The sound installation “ENCOUNTER ONE” consists primarily of freely arranged and congruent sets of light-dependent resistors (LDRs) on the two sides of a large windowpane. The sensor cables are connected to the analogue/digital converter inputs of a control voltage/MIDI processor. Here, the measured light variations of the LDRs are converted into MIDI signals, which trigger sound samples under a MAX/MSP program on a computer. The sounds are kept to a minimum. The computer’s audio outputs are transmitted to a stereo amplifier, which then transmits the signal to two special vibrating loudspeakers. These are fixed (glued) to the windowpane, because they need to be coupled to the glass surface as rigidly as possible to achieve the maximum effect of the vibration converters. The windowpane thus becomes a loudspeaker.
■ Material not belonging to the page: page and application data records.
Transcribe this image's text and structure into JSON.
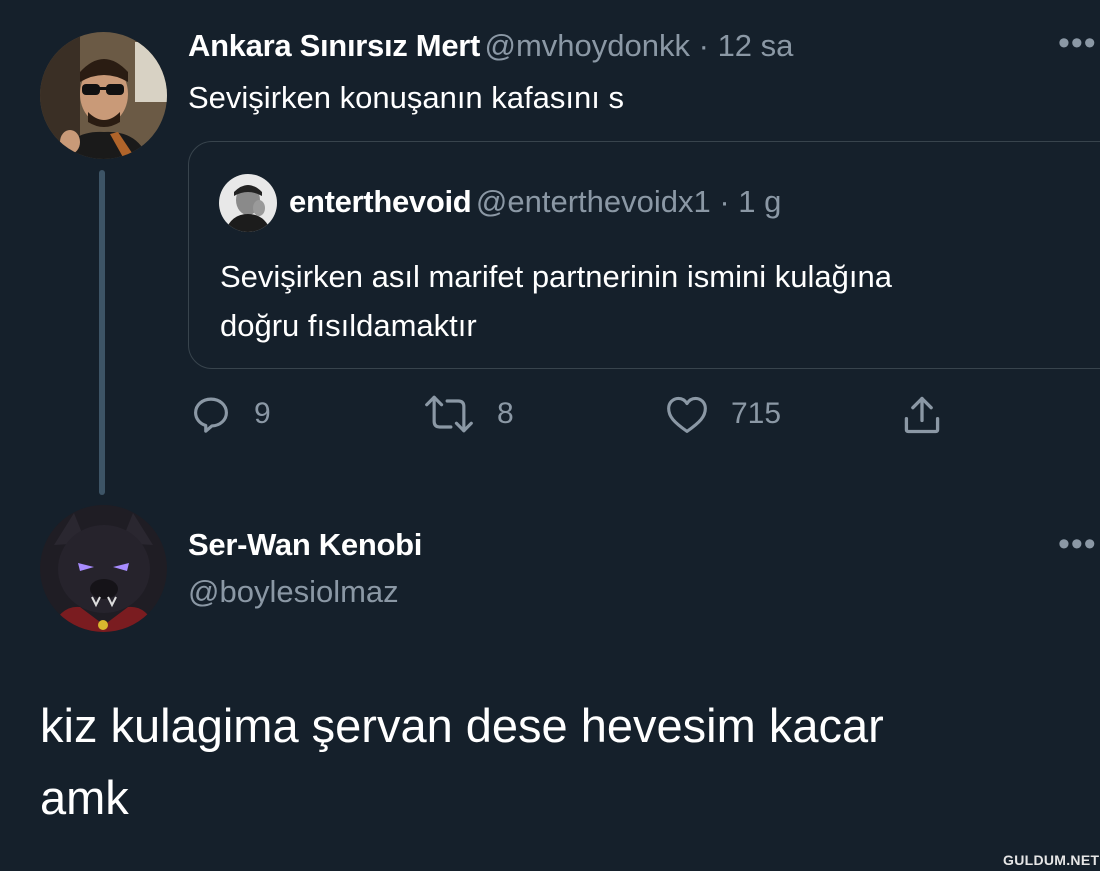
{
  "parent_tweet": {
    "author_name": "Ankara Sınırsız Mert",
    "handle": "@mvhoydonkk",
    "separator": " · ",
    "time": "12 sa",
    "text": "Sevişirken konuşanın kafasını s",
    "more_icon": "more-horizontal-icon"
  },
  "quoted_tweet": {
    "author_name": "enterthevoid",
    "handle": "@enterthevoidx1",
    "separator": " · ",
    "time": "1 g",
    "text_line1": "Sevişirken asıl marifet partnerinin ismini kulağına",
    "text_line2": "doğru fısıldamaktır"
  },
  "actions": {
    "reply": {
      "icon": "reply-icon",
      "count": "9"
    },
    "retweet": {
      "icon": "retweet-icon",
      "count": "8"
    },
    "like": {
      "icon": "heart-icon",
      "count": "715"
    },
    "share": {
      "icon": "share-icon"
    }
  },
  "reply_tweet": {
    "author_name": "Ser-Wan Kenobi",
    "handle": "@boylesiolmaz",
    "text_line1": "kiz kulagima şervan dese hevesim kacar",
    "text_line2": "amk",
    "more_icon": "more-horizontal-icon"
  },
  "watermark": "GULDUM.NET",
  "colors": {
    "background": "#15202b",
    "secondary_text": "#8b98a5",
    "border": "#38444d",
    "thread_line": "#3d5466"
  }
}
The basic idea behind the “ENCOUNTER ONE” sound installation is the dematerialization of a transparent glass surface (a large windowpane) through the musical interaction of the performer with the audience on the outside. The windowpane, made to vibrate by special sound converters, is used as a loudspeaker. In addition, the glass loudspeaker is used as sound-altering interface, which requires a special sensor system. The movement of those on the outside triggers sound sequences on the inside with which the performer interacts. The performer’s task is to interpret the sounds caused by the “listeners” through sound-altering instruments and to relay them to the recipient. A dialog is started. The tangibility of the windowpane is dissolved by the intangibility of sound and interaction. The sound structure created reflects and breaks up the interaction: the metaphorical dissolution of the glass partition takes place. Sound and rhythm are both contingent and controlled. In the space in between, made up of coincidence and manipulation, a location-bound interaction arises – a momentary event that cannot be reproduced.
2. Sound installation:
“ENCOUNTER ONE” is also intended to be a sound installation. The recipients act on both sides of the sound-altering interface. The task of each recipient is to interpret and relay the sounds triggered by his/her counterpart on the other side. The tangible nature of the windowpane is broken up by the intangible nature of sound and interaction. The blanket of sound created reflects and breaks up the interaction: the metaphorical dissolution of the glass partition. The sounds are separated acoustically and spatially, into internal and external sound material. Specific piano notes have been selected as external sounds; electronically distorted sound structures have been selected as internal sounds.